**EXERCISE**
Examine the material below. Gather every line in which the string "München" appears.

**THE INPUT**
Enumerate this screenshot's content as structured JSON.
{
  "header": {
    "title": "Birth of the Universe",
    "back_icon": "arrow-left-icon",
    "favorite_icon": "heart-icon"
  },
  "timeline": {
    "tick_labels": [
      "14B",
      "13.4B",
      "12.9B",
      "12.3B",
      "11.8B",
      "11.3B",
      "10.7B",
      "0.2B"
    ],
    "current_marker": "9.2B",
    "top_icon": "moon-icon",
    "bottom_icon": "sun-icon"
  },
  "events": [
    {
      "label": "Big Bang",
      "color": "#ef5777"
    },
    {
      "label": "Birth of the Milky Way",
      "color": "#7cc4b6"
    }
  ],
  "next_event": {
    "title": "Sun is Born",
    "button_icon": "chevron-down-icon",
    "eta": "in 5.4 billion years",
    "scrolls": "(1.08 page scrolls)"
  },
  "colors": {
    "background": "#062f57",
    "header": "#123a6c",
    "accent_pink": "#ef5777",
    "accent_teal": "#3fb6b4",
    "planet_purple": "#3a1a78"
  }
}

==

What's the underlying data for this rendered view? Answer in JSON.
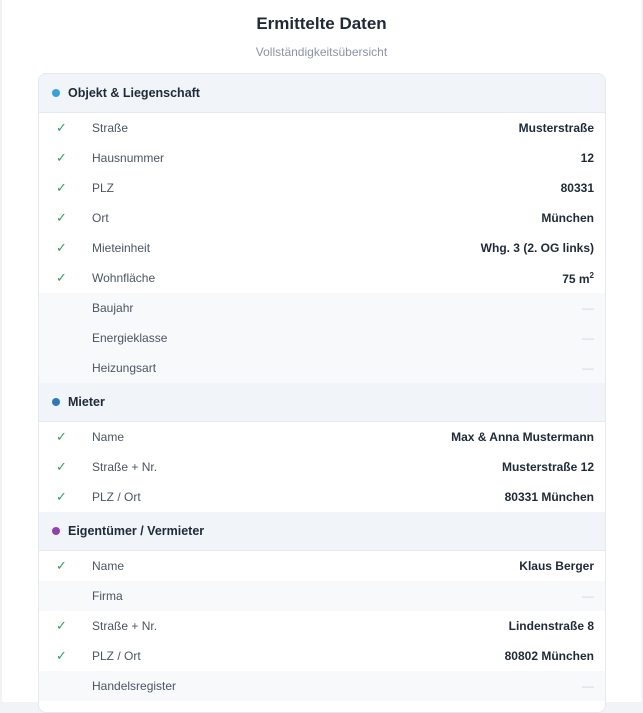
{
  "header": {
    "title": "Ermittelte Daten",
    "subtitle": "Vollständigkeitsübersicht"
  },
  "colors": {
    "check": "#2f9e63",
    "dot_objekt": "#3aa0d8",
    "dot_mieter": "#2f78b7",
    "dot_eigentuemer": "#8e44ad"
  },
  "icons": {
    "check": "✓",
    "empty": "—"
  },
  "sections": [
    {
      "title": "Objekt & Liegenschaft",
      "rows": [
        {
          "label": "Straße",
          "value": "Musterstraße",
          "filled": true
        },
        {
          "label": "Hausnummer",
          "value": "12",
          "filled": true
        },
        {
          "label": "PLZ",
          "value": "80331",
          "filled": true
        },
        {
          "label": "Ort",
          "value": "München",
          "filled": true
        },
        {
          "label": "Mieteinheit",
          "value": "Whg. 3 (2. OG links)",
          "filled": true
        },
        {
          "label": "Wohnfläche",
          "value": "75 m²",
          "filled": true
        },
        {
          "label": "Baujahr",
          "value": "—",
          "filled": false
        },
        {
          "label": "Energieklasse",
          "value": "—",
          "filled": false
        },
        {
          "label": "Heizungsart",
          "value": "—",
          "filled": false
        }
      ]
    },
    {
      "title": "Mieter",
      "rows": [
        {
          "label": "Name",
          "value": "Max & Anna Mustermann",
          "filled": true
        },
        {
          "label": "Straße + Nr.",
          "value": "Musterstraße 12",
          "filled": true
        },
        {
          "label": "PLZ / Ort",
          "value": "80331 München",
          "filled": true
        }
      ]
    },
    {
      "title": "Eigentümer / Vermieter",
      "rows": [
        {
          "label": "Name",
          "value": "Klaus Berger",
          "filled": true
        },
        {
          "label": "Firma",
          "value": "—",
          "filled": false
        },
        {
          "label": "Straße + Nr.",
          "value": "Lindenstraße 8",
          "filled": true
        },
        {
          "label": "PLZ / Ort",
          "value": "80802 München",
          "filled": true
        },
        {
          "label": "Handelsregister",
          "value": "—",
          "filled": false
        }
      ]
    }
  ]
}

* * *

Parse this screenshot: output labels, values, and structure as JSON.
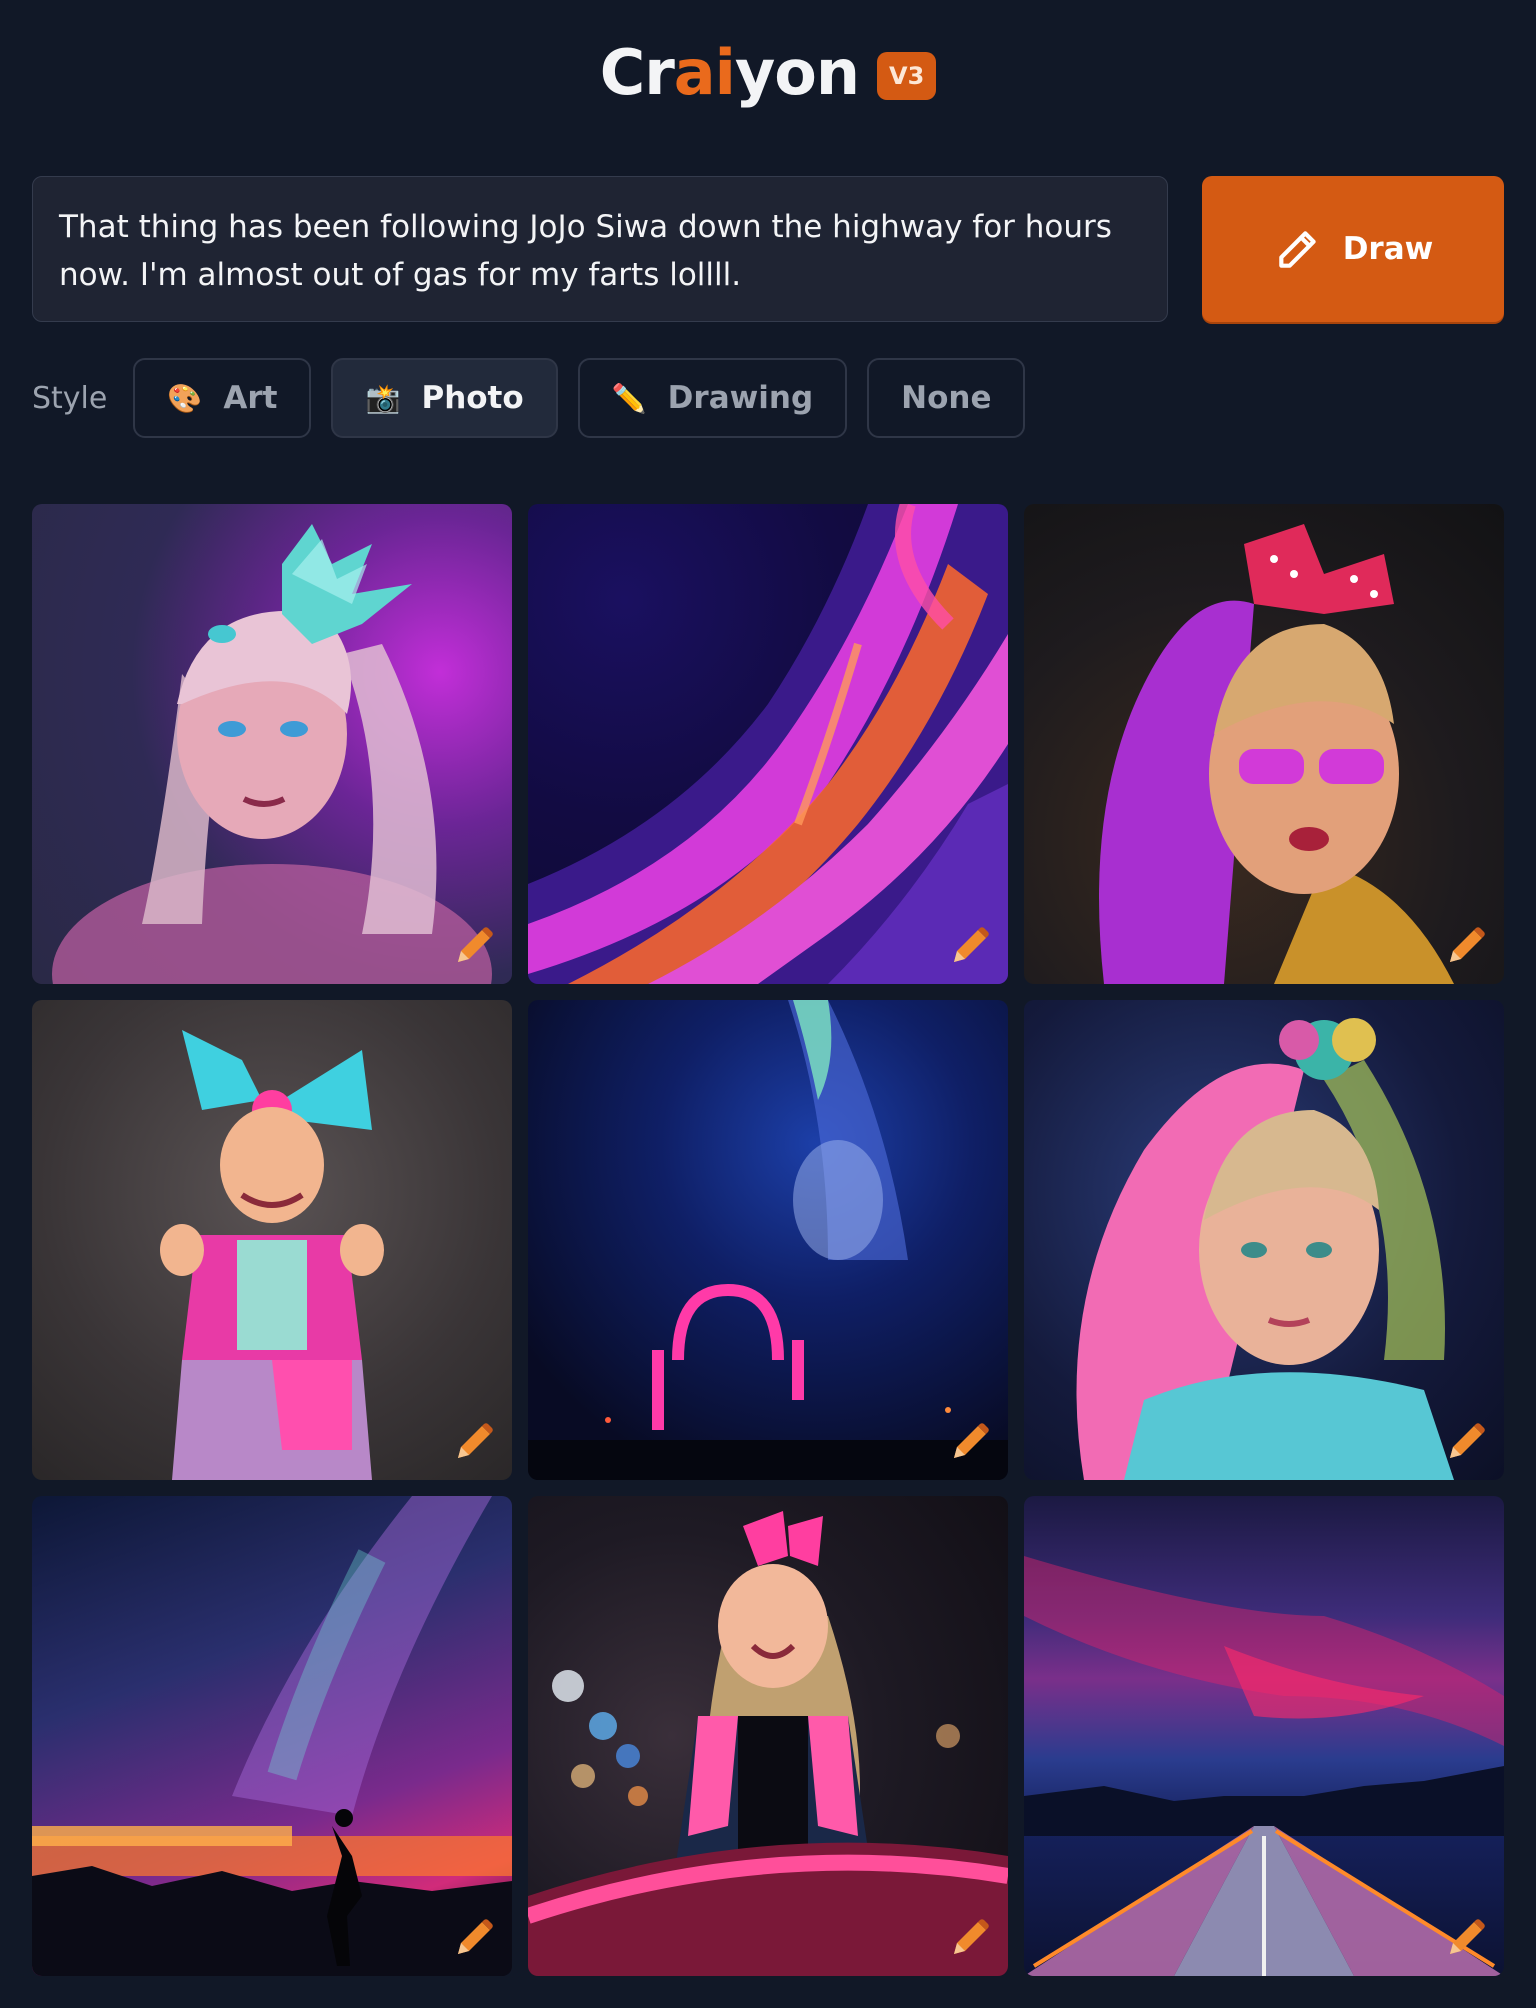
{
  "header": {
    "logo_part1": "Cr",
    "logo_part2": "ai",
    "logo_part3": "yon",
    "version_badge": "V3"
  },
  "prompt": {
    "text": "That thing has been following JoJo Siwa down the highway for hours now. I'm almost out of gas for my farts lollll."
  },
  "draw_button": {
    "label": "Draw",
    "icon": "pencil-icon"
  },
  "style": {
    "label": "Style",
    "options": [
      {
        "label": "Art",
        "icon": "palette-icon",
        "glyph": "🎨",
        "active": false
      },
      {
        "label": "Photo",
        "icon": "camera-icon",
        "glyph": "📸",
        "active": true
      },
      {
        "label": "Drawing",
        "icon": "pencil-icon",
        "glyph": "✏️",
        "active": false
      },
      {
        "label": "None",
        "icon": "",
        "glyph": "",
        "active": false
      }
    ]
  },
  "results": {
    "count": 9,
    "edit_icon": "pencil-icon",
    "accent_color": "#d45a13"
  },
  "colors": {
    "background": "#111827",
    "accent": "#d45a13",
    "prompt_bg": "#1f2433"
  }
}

**SOLUTION FOR THIS PROBLEM**
          "value": "München",
          "value": "80331 München",
          "value": "80802 München",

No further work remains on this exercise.